The key concern relied upon the content of the communication, in order to promote a deep adaptation to regional tastes and habits, respecting the different lifestyles. The institutional advertising campaign focused on the concept of woman and her relationship with important symbols such as family, considering different phases of her life-cycle (teenager, mother with children, and housewife in her home routine) and different women’s styles. This approach nationalized the concept and the importance of women from all Brazilian regions, enabling identification and awareness.
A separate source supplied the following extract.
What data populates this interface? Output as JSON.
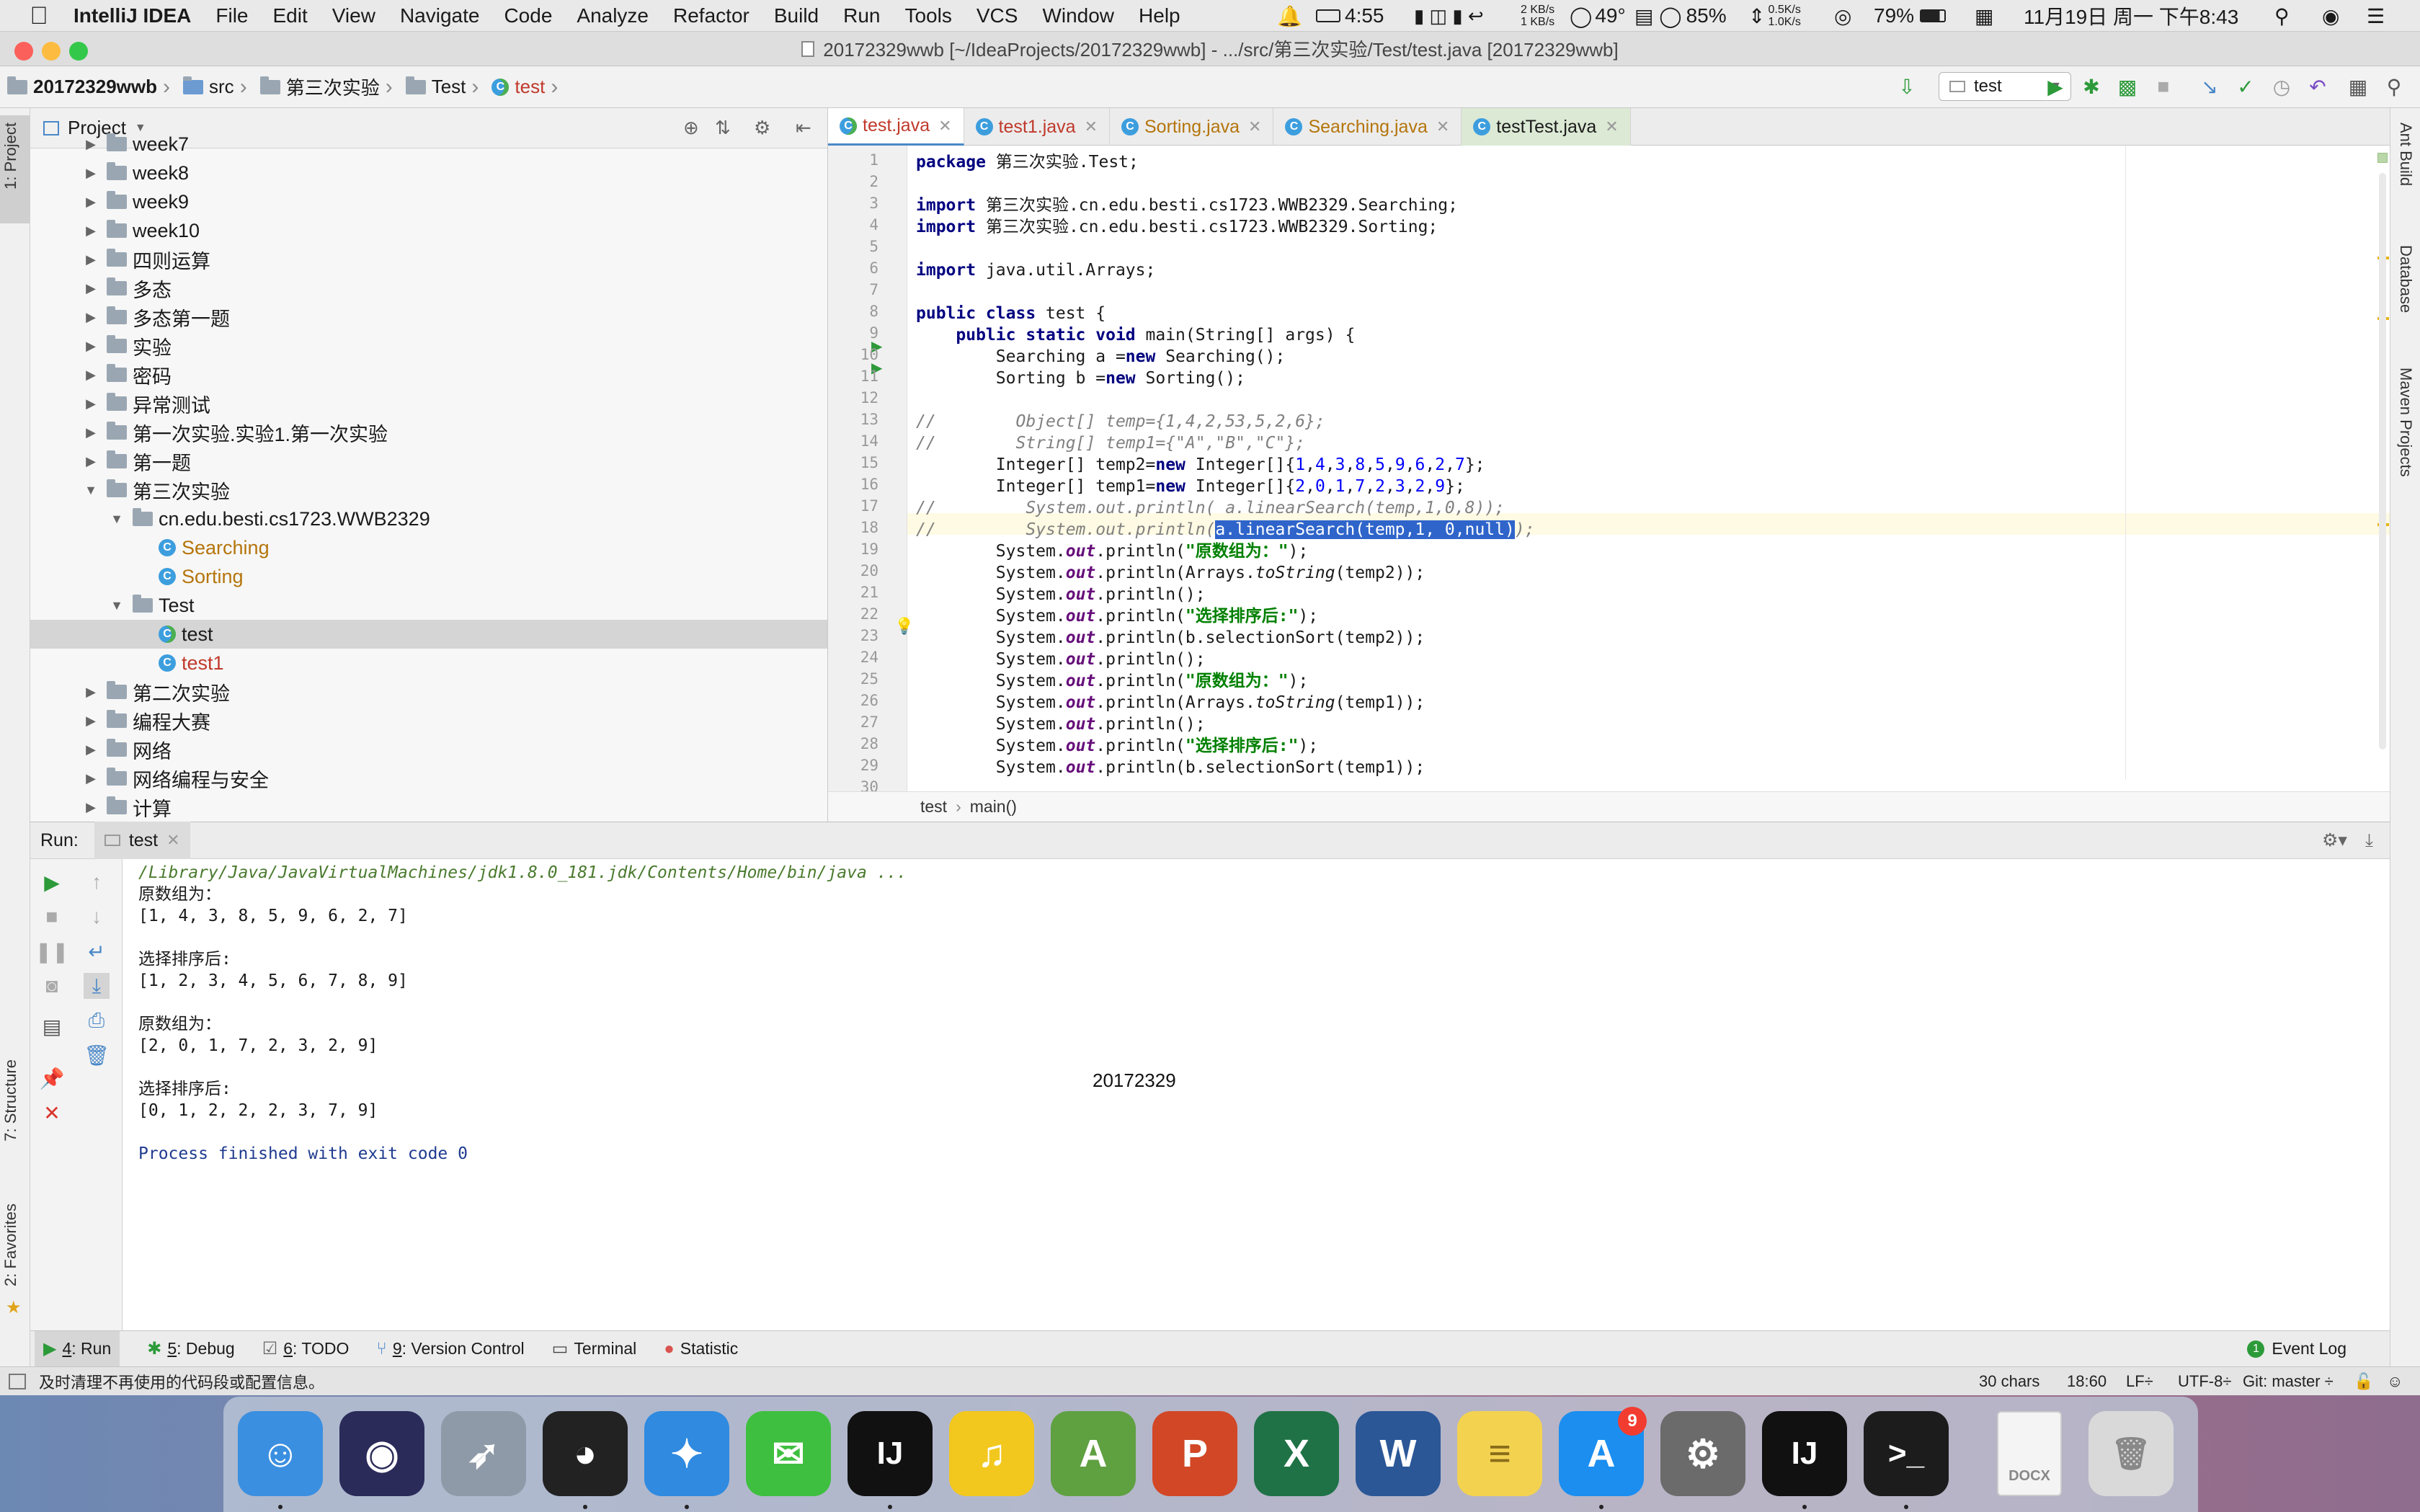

The objectives of this paper are:
(a) to present the campaign, as it could serve as a model to be replicated by other companies, in emergent or developing countries; and
(b) to analyze the campaign using the theoretical framework of the Ethics of Care.
Read more at: Maria Cecilia Coutinho de Arruda & Gabriel Levrini. 2015. Successful Business Leaders’ Focus on Gender and Poverty Alleviation: The Lojas Renner Case of Job and Income Generation for Brazilian Women.
Journal of Business Ethics, 132(3), 627-638.
How product market competition affects corporate environmental responsibility
Although the mainstream of current thinking in the business literature recognises that firms should invest in environmental responsibility, the theory on how product market competition affects firms’ environmental responsibility remains undeveloped. Using cost-benefit analysis, the authors hypothesise that the relationship between product market competition (i.e., differential industry-level competition and heterogeneous firm-level market power) and corporate environmental responsibility (CER) will be curvilinear.
They find support for this hypothesis through an empirical test on a panel of 792 listed manufacturing companies from 2006 to 2008 in China. The results show that (1) either too much or too little industrial competition and (2) either too much or too little firm-level market power lead to lower environmental responsibility. These results reveal that CER is strategically chosen and related to competitive situations.
Read more at: X. H. Meng, S. X. Zeng, X. M. Xie & G. Y. Qi. 2016. The impact of product market competition on corporate environmental responsibility.
Asia Pacific Journal of Management, 33(1), 267-291.